Geographical Indications

As consumers start to pay more attention to the geographical origin of a product, more When products have a certain geographic origin or possess qualities and reputation that are exclusive to that origin then we use a sign, known as Geographical Indications (GI). For a product to be classified as GI it must originate in a given place and the qualities, features and reputation must show a direct link between the product and the place of origin.

What rights does GI provide?

A GI allows those who have the right to use the indication and prevents other third parties from using products that do not meet the required standards. For example, Darjeeling tea is a famous GI of Darjeeling and producers of Darjeeling tea can exclude other producers from using the term ‘Darjeeling’ if the tea is not grown in their tea gardens or does not meet the requisite criteria.

However, this does not allow the GI holder to stop someone from making a product using a similar technique. A GI is protected when a right is acquired over the sign that constitutes the indication.

What products can be protected by GI?

1.Agricultural products
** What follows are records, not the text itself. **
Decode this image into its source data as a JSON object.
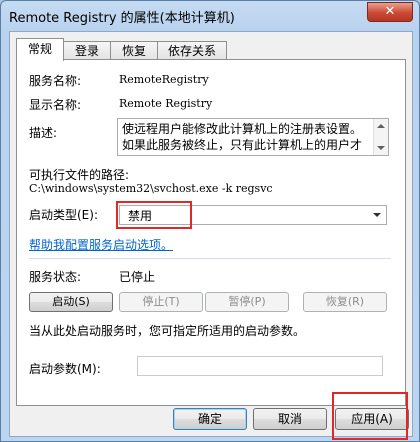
{
  "window": {
    "title": "Remote Registry 的属性(本地计算机)",
    "close_glyph": "✕"
  },
  "tabs": [
    {
      "label": "常规",
      "active": true
    },
    {
      "label": "登录",
      "active": false
    },
    {
      "label": "恢复",
      "active": false
    },
    {
      "label": "依存关系",
      "active": false
    }
  ],
  "general": {
    "service_name_label": "服务名称:",
    "service_name": "RemoteRegistry",
    "display_name_label": "显示名称:",
    "display_name": "Remote Registry",
    "description_label": "描述:",
    "description": "使远程用户能修改此计算机上的注册表设置。如果此服务被终止，只有此计算机上的用户才",
    "exe_path_label": "可执行文件的路径:",
    "exe_path": "C:\\windows\\system32\\svchost.exe -k regsvc",
    "startup_type_label": "启动类型(E):",
    "startup_type_value": "禁用",
    "help_link": "帮助我配置服务启动选项。",
    "status_label": "服务状态:",
    "status_value": "已停止",
    "buttons": {
      "start": "启动(S)",
      "stop": "停止(T)",
      "pause": "暂停(P)",
      "resume": "恢复(R)"
    },
    "hint": "当从此处启动服务时，您可指定所适用的启动参数。",
    "start_params_label": "启动参数(M):",
    "start_params_value": ""
  },
  "footer": {
    "ok": "确定",
    "cancel": "取消",
    "apply": "应用(A)"
  },
  "colors": {
    "highlight": "#e02828",
    "link": "#0066cc",
    "title_bar": "#bcd5ef",
    "close_button": "#c94a35"
  }
}
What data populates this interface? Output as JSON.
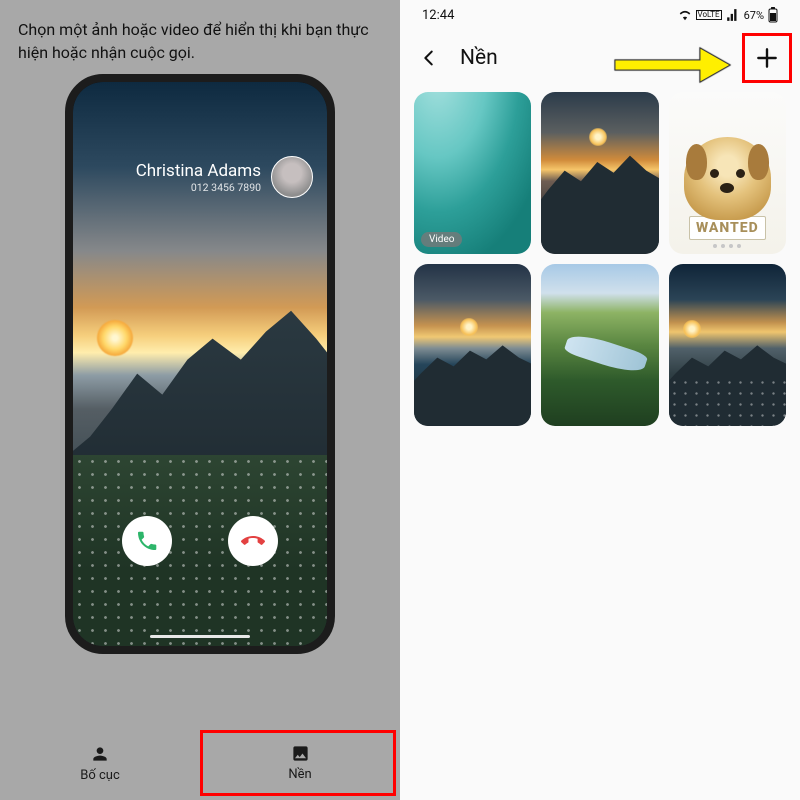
{
  "left": {
    "instruction": "Chọn một ảnh hoặc video để hiển thị khi bạn thực hiện hoặc nhận cuộc gọi.",
    "caller_name": "Christina Adams",
    "caller_number": "012 3456 7890",
    "tabs": {
      "layout": "Bố cục",
      "background": "Nền"
    }
  },
  "right": {
    "status": {
      "time": "12:44",
      "battery": "67%"
    },
    "title": "Nền",
    "grid": {
      "video_badge": "Video",
      "wanted_text": "WANTED"
    }
  }
}
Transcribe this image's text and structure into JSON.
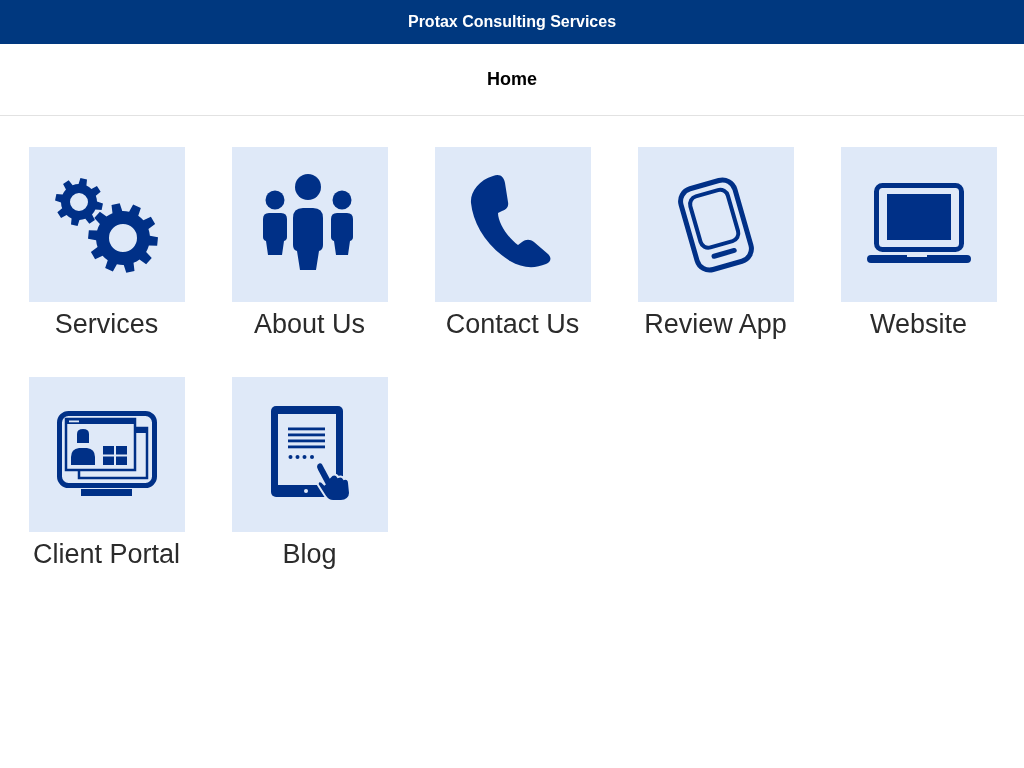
{
  "header": {
    "title": "Protax Consulting Services"
  },
  "nav_bar": {
    "title": "Home"
  },
  "tiles": [
    {
      "label": "Services",
      "kind": "gears"
    },
    {
      "label": "About Us",
      "kind": "people"
    },
    {
      "label": "Contact Us",
      "kind": "phone"
    },
    {
      "label": "Review App",
      "kind": "mobile"
    },
    {
      "label": "Website",
      "kind": "laptop"
    },
    {
      "label": "Client Portal",
      "kind": "monitor"
    },
    {
      "label": "Blog",
      "kind": "tablet"
    }
  ]
}
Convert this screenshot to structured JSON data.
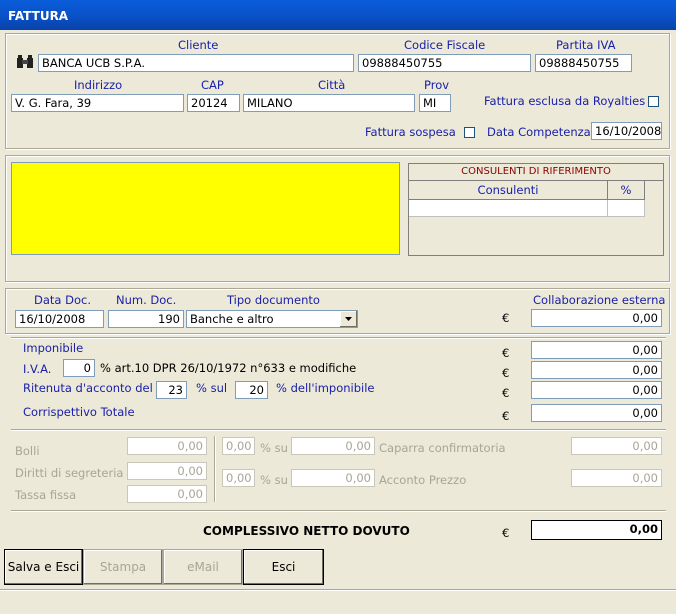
{
  "window": {
    "title": "FATTURA"
  },
  "cliente": {
    "label_cliente": "Cliente",
    "cliente": "BANCA UCB S.P.A.",
    "label_cf": "Codice Fiscale",
    "cf": "09888450755",
    "label_piva": "Partita IVA",
    "piva": "09888450755",
    "label_indirizzo": "Indirizzo",
    "indirizzo": "V. G. Fara, 39",
    "label_cap": "CAP",
    "cap": "20124",
    "label_citta": "Città",
    "citta": "MILANO",
    "label_prov": "Prov",
    "prov": "MI",
    "label_royalties": "Fattura esclusa da Royalties",
    "label_sospesa": "Fattura sospesa",
    "label_competenza": "Data Competenza",
    "competenza": "16/10/2008"
  },
  "consulenti": {
    "header": "CONSULENTI DI RIFERIMENTO",
    "col_consulenti": "Consulenti",
    "col_pct": "%",
    "note_color": "#ffff00"
  },
  "documento": {
    "label_data": "Data Doc.",
    "data": "16/10/2008",
    "label_num": "Num. Doc.",
    "num": "190",
    "label_tipo": "Tipo documento",
    "tipo": "Banche e altro",
    "label_collab": "Collaborazione esterna",
    "collab": "0,00",
    "euro": "€"
  },
  "calcolo": {
    "label_imponibile": "Imponibile",
    "imponibile": "0,00",
    "label_iva": "I.V.A.",
    "iva_pct": "0",
    "iva_text": "% art.10 DPR 26/10/1972 n°633 e modifiche",
    "iva": "0,00",
    "label_ritenuta": "Ritenuta d'acconto del",
    "ritenuta_pct": "23",
    "label_sul": "% sul",
    "ritenuta_base": "20",
    "label_dellimp": "% dell'imponibile",
    "ritenuta": "0,00",
    "label_corrisp": "Corrispettivo Totale",
    "corrisp": "0,00"
  },
  "extra": {
    "label_bolli": "Bolli",
    "bolli": "0,00",
    "label_diritti": "Diritti di segreteria",
    "diritti": "0,00",
    "label_tassa": "Tassa fissa",
    "tassa": "0,00",
    "caparra_pct": "0,00",
    "label_su": "% su",
    "caparra_base": "0,00",
    "label_caparra": "Caparra confirmatoria",
    "caparra": "0,00",
    "acconto_pct": "0,00",
    "acconto_base": "0,00",
    "label_acconto": "Acconto Prezzo",
    "acconto": "0,00"
  },
  "totale": {
    "label": "COMPLESSIVO NETTO DOVUTO",
    "value": "0,00"
  },
  "buttons": {
    "salva": "Salva e Esci",
    "stampa": "Stampa",
    "email": "eMail",
    "esci": "Esci"
  }
}
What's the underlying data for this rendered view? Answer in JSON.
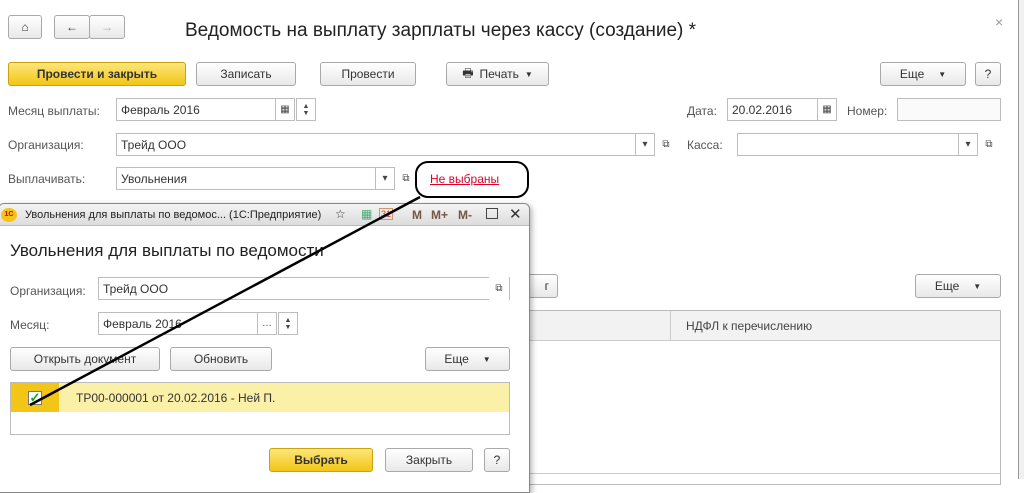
{
  "main": {
    "title": "Ведомость на выплату зарплаты через кассу (создание) *",
    "toolbar": {
      "post_close": "Провести и закрыть",
      "save": "Записать",
      "post": "Провести",
      "print": "Печать",
      "more": "Еще",
      "help": "?"
    },
    "fields": {
      "month_label": "Месяц выплаты:",
      "month_value": "Февраль 2016",
      "date_label": "Дата:",
      "date_value": "20.02.2016",
      "number_label": "Номер:",
      "number_value": "",
      "org_label": "Организация:",
      "org_value": "Трейд ООО",
      "cash_label": "Касса:",
      "cash_value": "",
      "pay_label": "Выплачивать:",
      "pay_value": "Увольнения",
      "not_selected_link": "Не выбраны"
    },
    "table": {
      "partial_button": "г",
      "more": "Еще",
      "col_ndfl": "НДФЛ к перечислению"
    }
  },
  "popup": {
    "window_title": "Увольнения для выплаты по ведомос... (1С:Предприятие)",
    "title_buttons": {
      "m": "M",
      "mplus": "M+",
      "mminus": "M-"
    },
    "heading": "Увольнения для выплаты по ведомости",
    "org_label": "Организация:",
    "org_value": "Трейд ООО",
    "month_label": "Месяц:",
    "month_value": "Февраль 2016",
    "open_doc": "Открыть документ",
    "refresh": "Обновить",
    "more": "Еще",
    "rows": [
      {
        "checked": true,
        "text": "ТР00-000001 от 20.02.2016 - Ней П."
      }
    ],
    "select": "Выбрать",
    "close": "Закрыть",
    "help": "?"
  },
  "colors": {
    "accent": "#f3c516",
    "link": "#e0002a",
    "row_highlight": "#fbf0a8"
  }
}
3.Wine and spirits


5.Industrial Products

How are GIs protected?

Geographical Indications can be protected in the following ways:

1.Sui generis systems, i.e. special regimes of systems.

2.Using collective or certification marks

3.Methods that focus on business practices, i.e. administrative product approval schemes.

4.Unfair competition laws

The scope of protection differs among these approaches and varies from country to country. Usually, a combination of two or more approaches are adopted and are developed in accordance with the historical and the prevailing economic conditions of a country.

How long does GI protection last?

n a sui generis legislation, GI registrations are not limited to a specific period of validity. In simple words, a registered GI remains valid until the registration is cancelled. Whereas GIs that are registered as collective and certification marks are usually protected for renewable periods of 10 years.

How are Traditional Knowledge (TK) and Geographical Indications (GI) related?

Products that are registered as GI are often the result of traditional processes and knowledge that a community in a particular geographical region passes forward from generation to generation. As a result, these products embody the traditional artistic heritage of a specific region, known as “traditional cultural expressions” (TCEs). This is more commonly seen in handicraft goods that are made using the natural resources of a particular region.

Although GIs do not directly protect the TKs or TCEs as they are already part of the public domain but it is possible to protect them by describing the production standards of a product and preserving them for future generations.